The key is to first create your detailed risk mitigating milestone chart. Not only is this helpful for funding, but it will serve as a great “To Do” list for you and make sure you continue to achieve goals each day, week and month that progress your business.
Shoot for listing approximately six big milestones to achieve in the next year, five milestones to achieve next year, and so on for up to 5 years (so include two milestones to achieve in year 5). And alongside the milestones, include the time (expected completion date) and the amount of funding you will need to attain them.
Example: Launch billboard marketing campaign over 6 months, spending $18,000
After you create your milestone chart, you need to prioritize. Determine the milestones that youabsolutely must accomplish with the initial funding. Ideally, these milestones will get you to point where you are generating revenues. This is because the ability to generate revenues significantly reduces the risk of your venture; as it proves to lenders and investors that customers want what you are offering.
By setting up your milestones, you will figure out what you can accomplish for less money. And the fact is, the less money you need to raise, the easier it generally is to raise it (mainly because the easiest to raise money sources offer lower dollar amounts).
The other good news is that if you raise less money now, you will give up less equity and incur less debt, which will eventually lead to more dollars in your pocket.
Finally, when you eventually raise more money later (in a future funding round), because you have already achieved numerous milestones, you will raise it easier and secure better terms (e.g., higher valuation, lower interest rate, etc.).

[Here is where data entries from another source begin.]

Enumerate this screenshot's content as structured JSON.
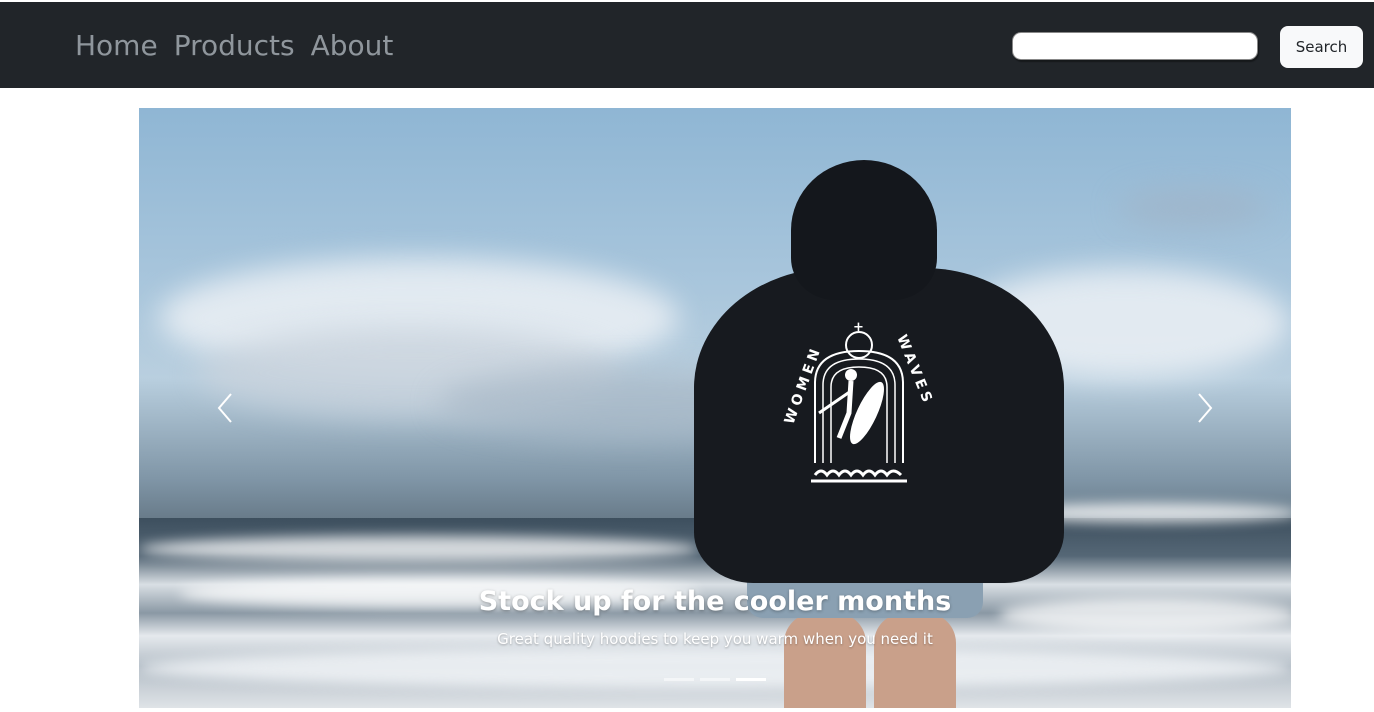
{
  "nav": {
    "links": [
      {
        "label": "Home"
      },
      {
        "label": "Products"
      },
      {
        "label": "About"
      }
    ],
    "search": {
      "value": "",
      "placeholder": "",
      "button_label": "Search"
    }
  },
  "carousel": {
    "active_slide": 3,
    "slide_count": 3,
    "image": {
      "logo_text_left": "WOMEN",
      "logo_text_plus": "+",
      "logo_text_right": "WAVES"
    },
    "caption": {
      "title": "Stock up for the cooler months",
      "text": "Great quality hoodies to keep you warm when you need it"
    },
    "controls": {
      "prev_icon": "chevron-left-icon",
      "next_icon": "chevron-right-icon"
    }
  },
  "colors": {
    "navbar_bg": "#212529",
    "nav_link": "#8f969c",
    "button_bg": "#f8f9fa",
    "caption_text": "#ffffff"
  }
}
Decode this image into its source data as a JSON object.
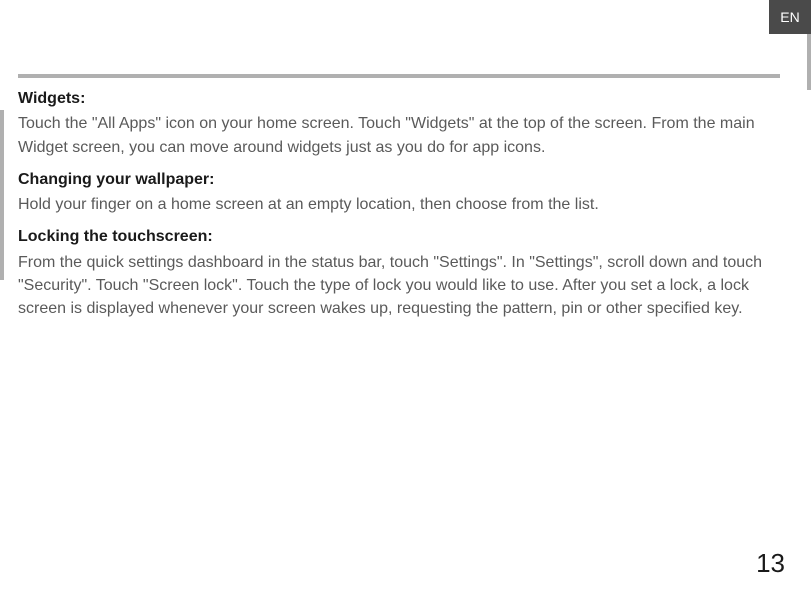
{
  "lang_tab": "EN",
  "sections": {
    "widgets": {
      "heading": "Widgets:",
      "body": "Touch the \"All Apps\" icon on your home screen. Touch \"Widgets\" at the top of the screen. From the main Widget screen, you can move around widgets just as you do for app icons."
    },
    "wallpaper": {
      "heading": "Changing your wallpaper:",
      "body": "Hold your finger on a home screen at an empty location, then choose from the list."
    },
    "locking": {
      "heading": "Locking the touchscreen:",
      "body": "From the quick settings dashboard in the status bar, touch \"Settings\". In \"Settings\", scroll down and touch \"Security\". Touch \"Screen lock\". Touch the type of lock you would like to use. After you set a lock, a lock screen is displayed whenever your screen wakes up, requesting the pattern, pin or other specified key."
    }
  },
  "page_number": "13"
}
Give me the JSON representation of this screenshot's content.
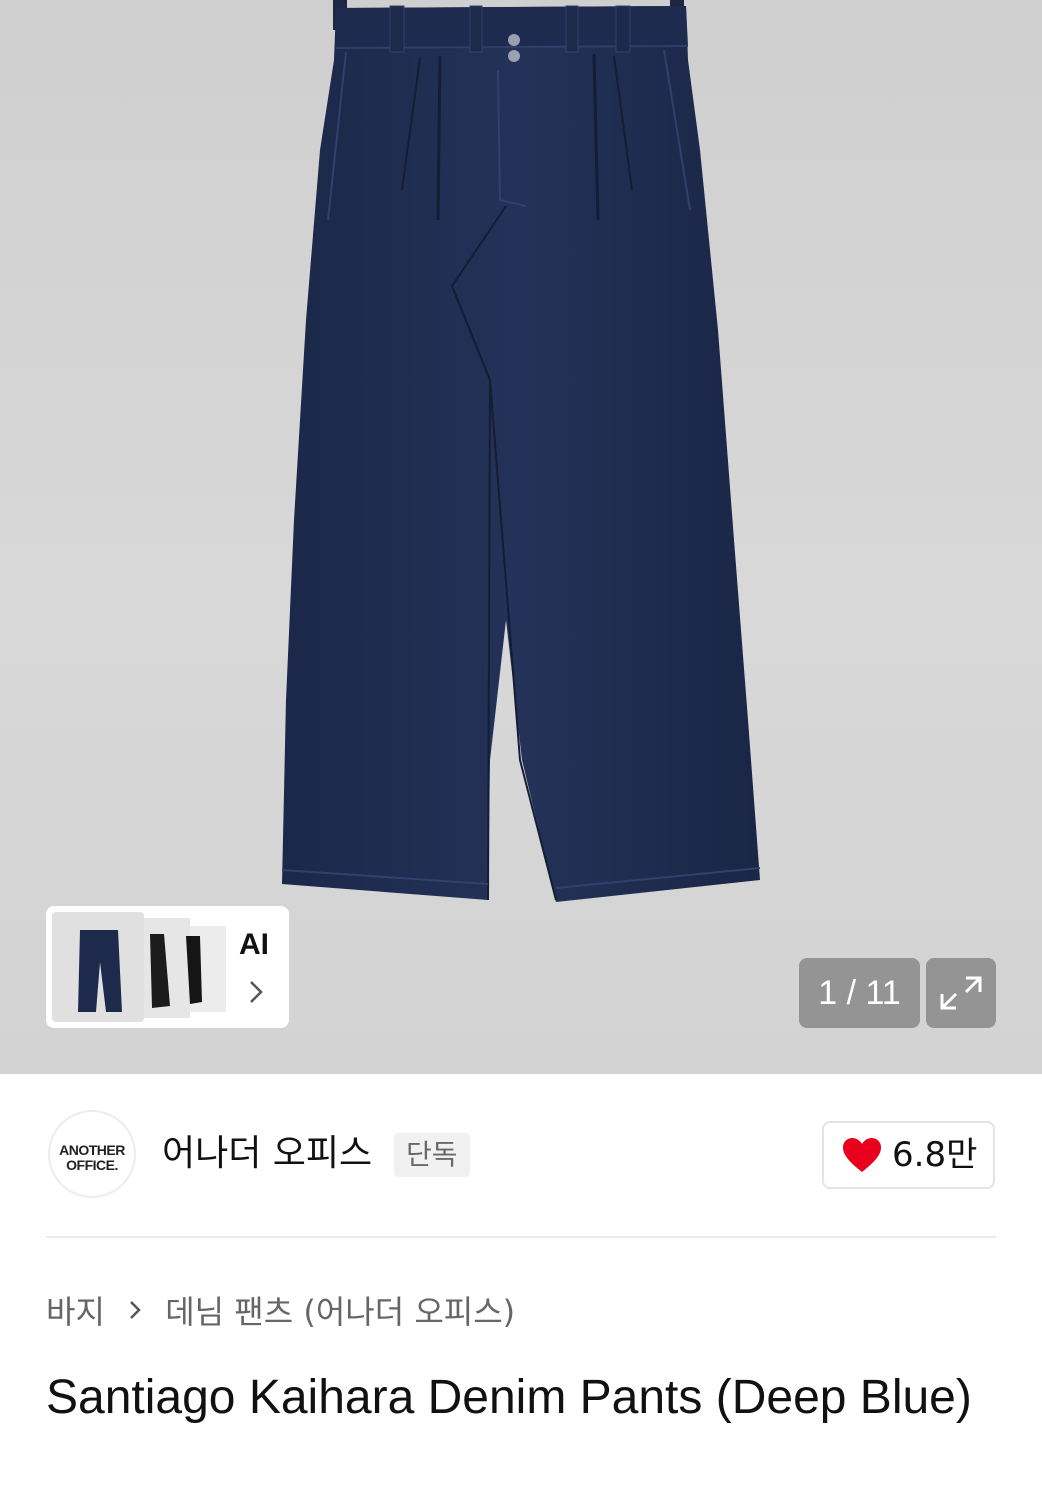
{
  "gallery": {
    "ai_label": "AI",
    "counter": "1 / 11"
  },
  "brand": {
    "logo_line1": "ANOTHER",
    "logo_line2": "OFFICE.",
    "name": "어나더 오피스",
    "badge": "단독"
  },
  "like": {
    "count": "6.8만",
    "color": "#e8001c"
  },
  "breadcrumb": {
    "category": "바지",
    "subcategory": "데님 팬츠 (어나더 오피스)"
  },
  "product": {
    "title": "Santiago Kaihara Denim Pants (Deep Blue)"
  },
  "icons": {
    "gallery_expand": "expand-icon",
    "ai_chevron": "chevron-right-icon",
    "breadcrumb_separator": "chevron-right-icon",
    "like": "heart-icon"
  }
}
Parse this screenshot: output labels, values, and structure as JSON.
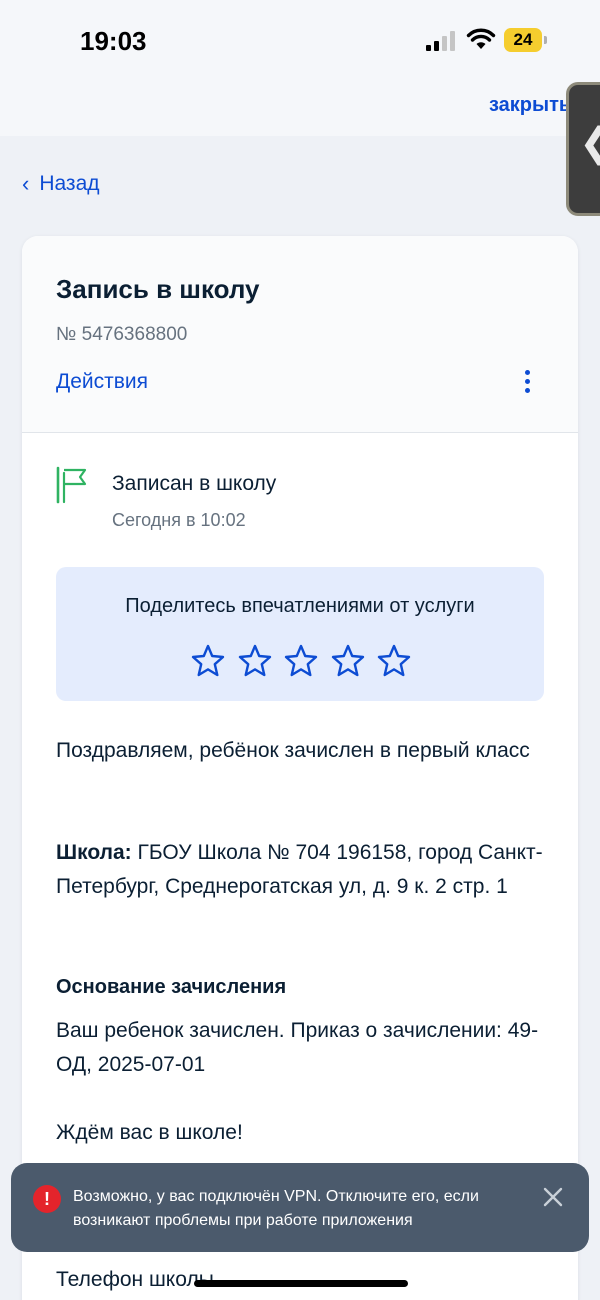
{
  "status_bar": {
    "time": "19:03",
    "battery": "24"
  },
  "header": {
    "close_label": "закрыть"
  },
  "nav": {
    "back_label": "Назад"
  },
  "card": {
    "title": "Запись в школу",
    "number": "№ 5476368800",
    "actions_label": "Действия"
  },
  "status": {
    "label": "Записан в школу",
    "time": "Сегодня в 10:02"
  },
  "rating": {
    "prompt": "Поделитесь впечатлениями от услуги",
    "stars_total": 5,
    "stars_filled": 0
  },
  "content": {
    "congrats": "Поздравляем, ребёнок зачислен в первый класс",
    "school_label": "Школа:",
    "school_value": " ГБОУ Школа № 704 196158, город Санкт-Петербург, Среднерогатская ул, д. 9 к. 2 стр. 1",
    "basis_title": "Основание зачисления",
    "basis_text": "Ваш ребенок зачислен. Приказ о зачислении: 49-ОД, 2025-07-01",
    "waiting": "Ждём вас в школе!",
    "phone_label": "Телефон школы"
  },
  "toast": {
    "text": "Возможно, у вас подключён VPN. Отключите его, если возникают проблемы при работе приложения",
    "icon": "alert-icon",
    "close_icon": "close-icon"
  },
  "colors": {
    "accent": "#0d4cd3",
    "flag": "#2fb362",
    "toast_bg": "#4b5a6c",
    "alert": "#e4242b"
  }
}
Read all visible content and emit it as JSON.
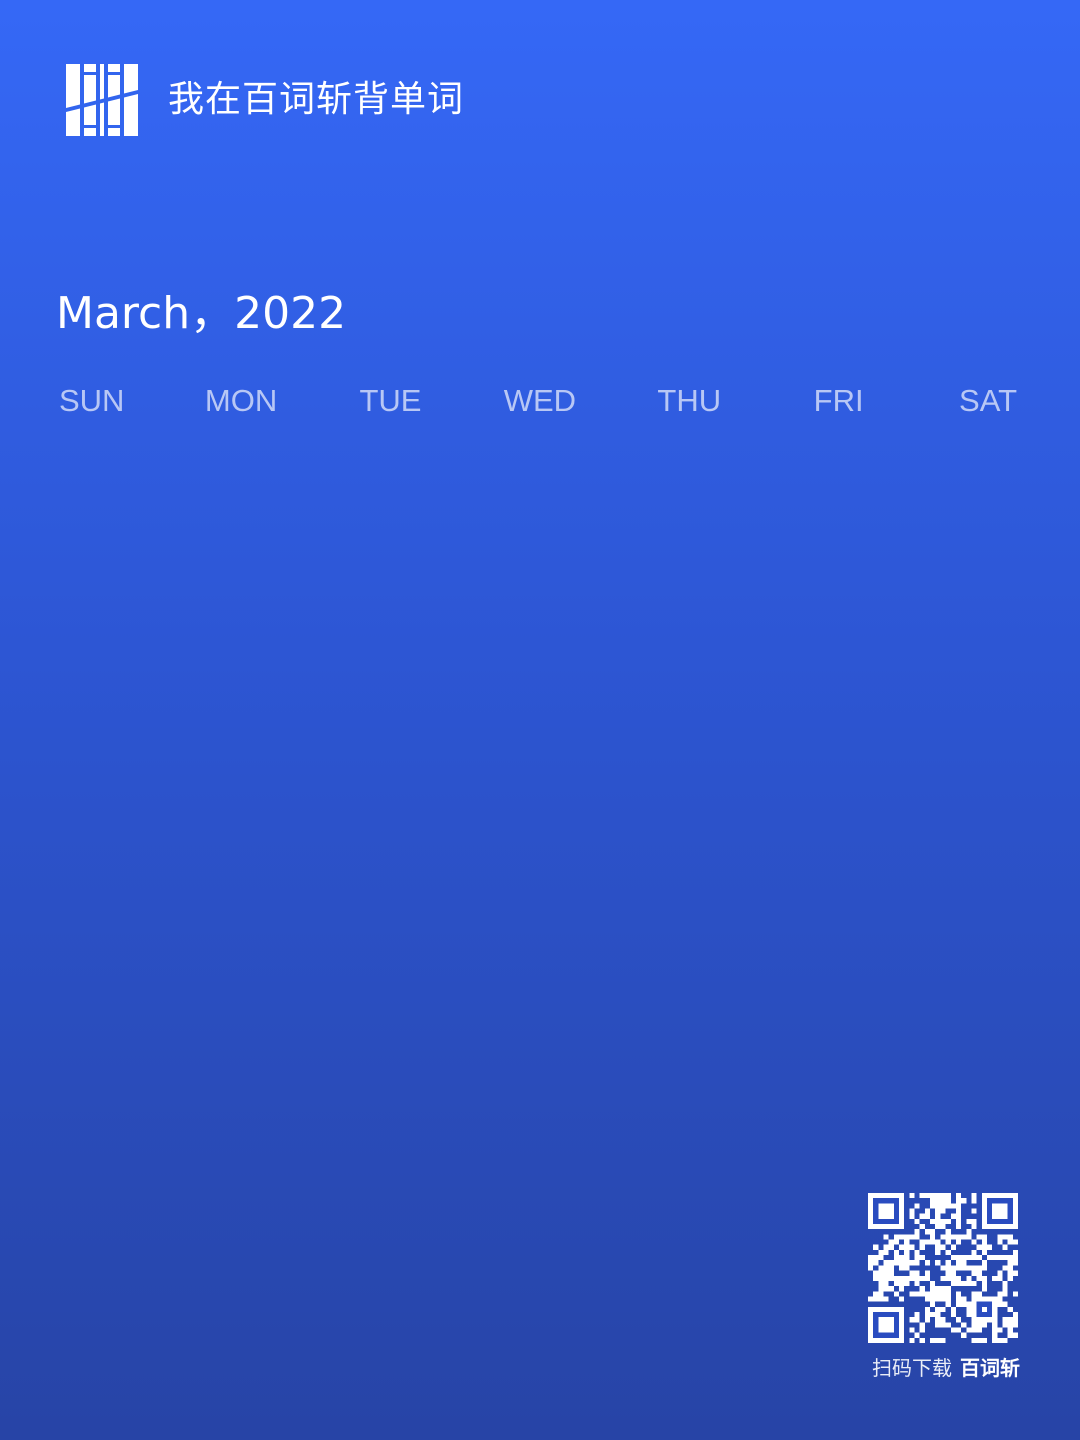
{
  "header": {
    "logo_icon": "baicizhan-100-logo-icon",
    "title": "我在百词斩背单词"
  },
  "calendar": {
    "month_title": "March，2022",
    "weekdays": [
      "SUN",
      "MON",
      "TUE",
      "WED",
      "THU",
      "FRI",
      "SAT"
    ]
  },
  "footer": {
    "qr_icon": "qr-code-icon",
    "caption_prefix": "扫码下载",
    "caption_brand": "百词斩"
  },
  "colors": {
    "background_top": "#3568f6",
    "background_bottom": "#2744a6",
    "text": "#ffffff"
  }
}
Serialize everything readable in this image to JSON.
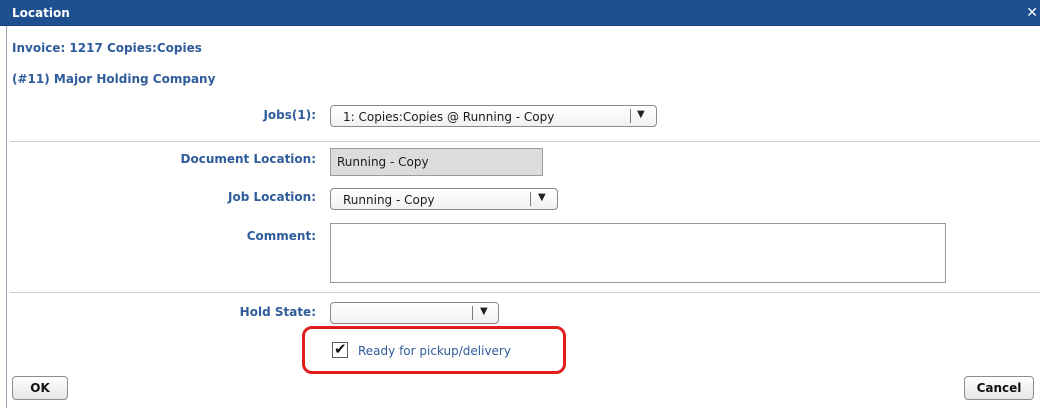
{
  "window": {
    "title": "Location",
    "close_glyph": "✕"
  },
  "header": {
    "invoice": "Invoice: 1217 Copies:Copies",
    "company": "(#11) Major Holding Company"
  },
  "jobs": {
    "label": "Jobs(1):",
    "selected": "1: Copies:Copies @ Running - Copy"
  },
  "document_location": {
    "label": "Document Location:",
    "value": "Running - Copy"
  },
  "job_location": {
    "label": "Job Location:",
    "selected": "Running - Copy"
  },
  "comment": {
    "label": "Comment:",
    "value": ""
  },
  "hold_state": {
    "label": "Hold State:",
    "selected": ""
  },
  "ready_checkbox": {
    "label": "Ready for pickup/delivery",
    "checked": true,
    "check_glyph": "✔"
  },
  "buttons": {
    "ok": "OK",
    "cancel": "Cancel"
  },
  "icons": {
    "dropdown": "▼"
  },
  "colors": {
    "titlebar": "#1e4f8f",
    "label_text": "#2f5c9b",
    "highlight": "#e01e1e"
  }
}
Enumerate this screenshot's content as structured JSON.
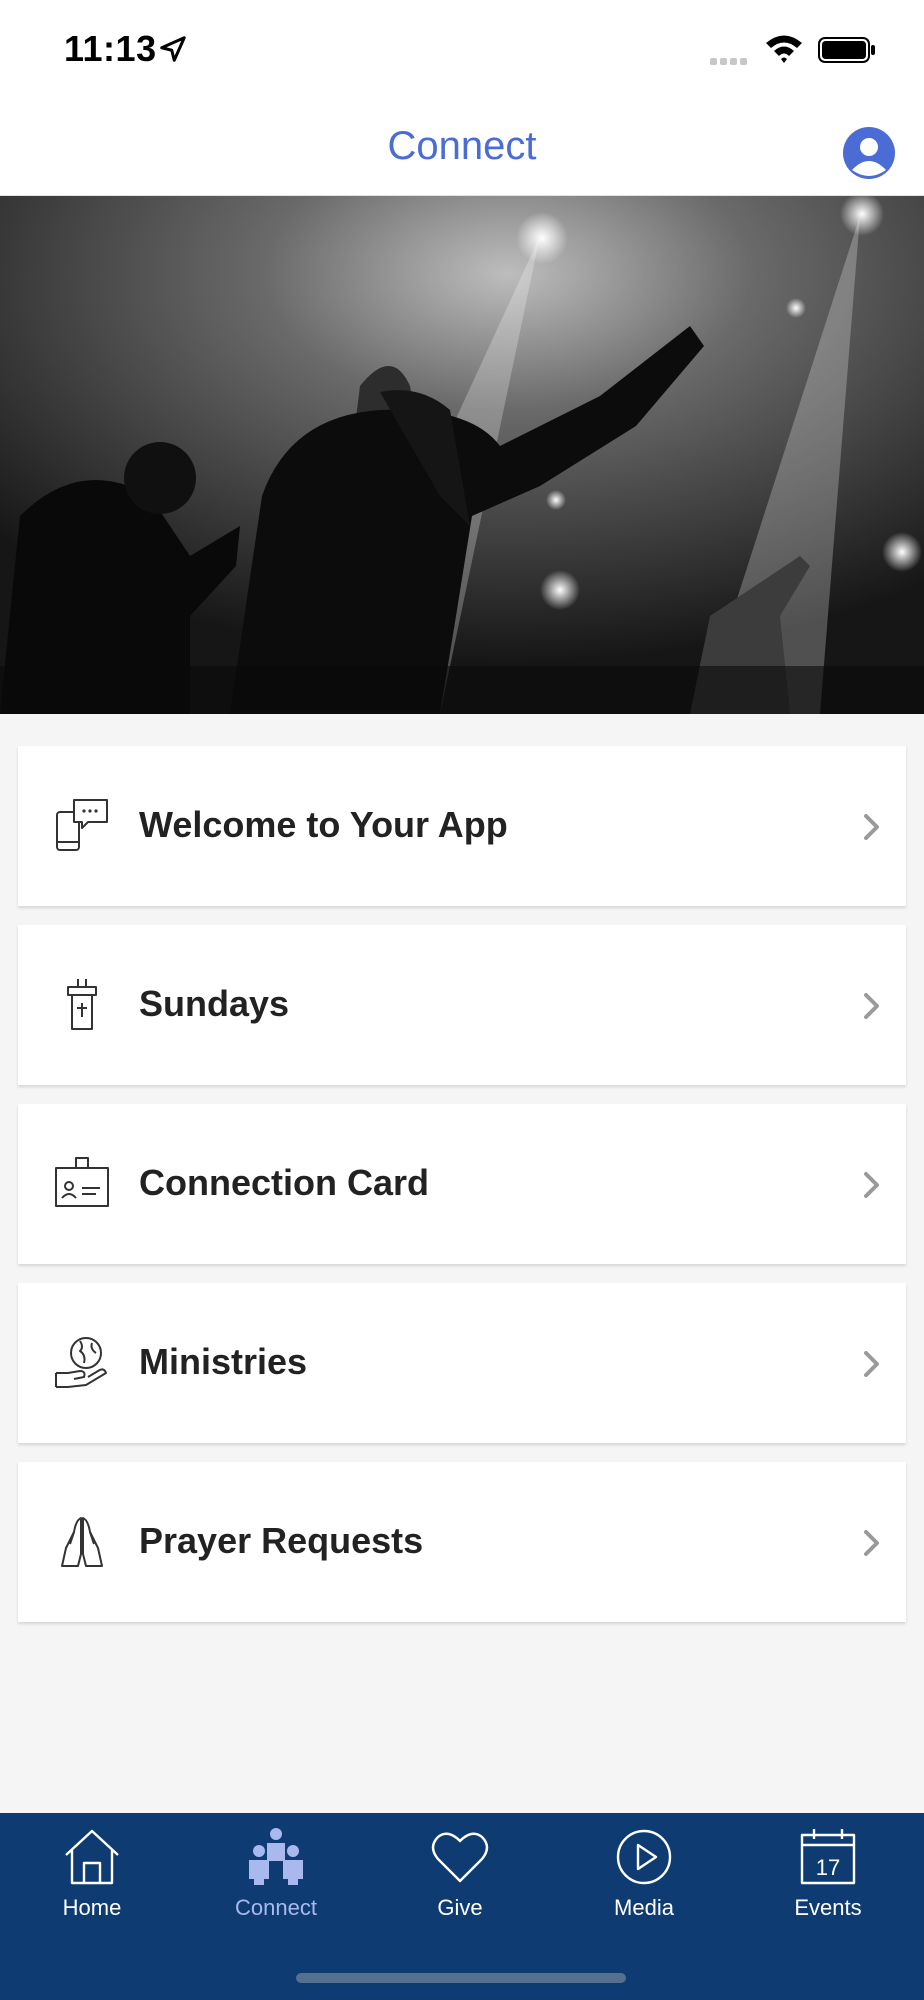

It might surprise you what you can accomplish with less money! So write up your list of risk mitigating milestones and determine which must be done now and which can wait for later, focusing first on what is most likely to generate revenues.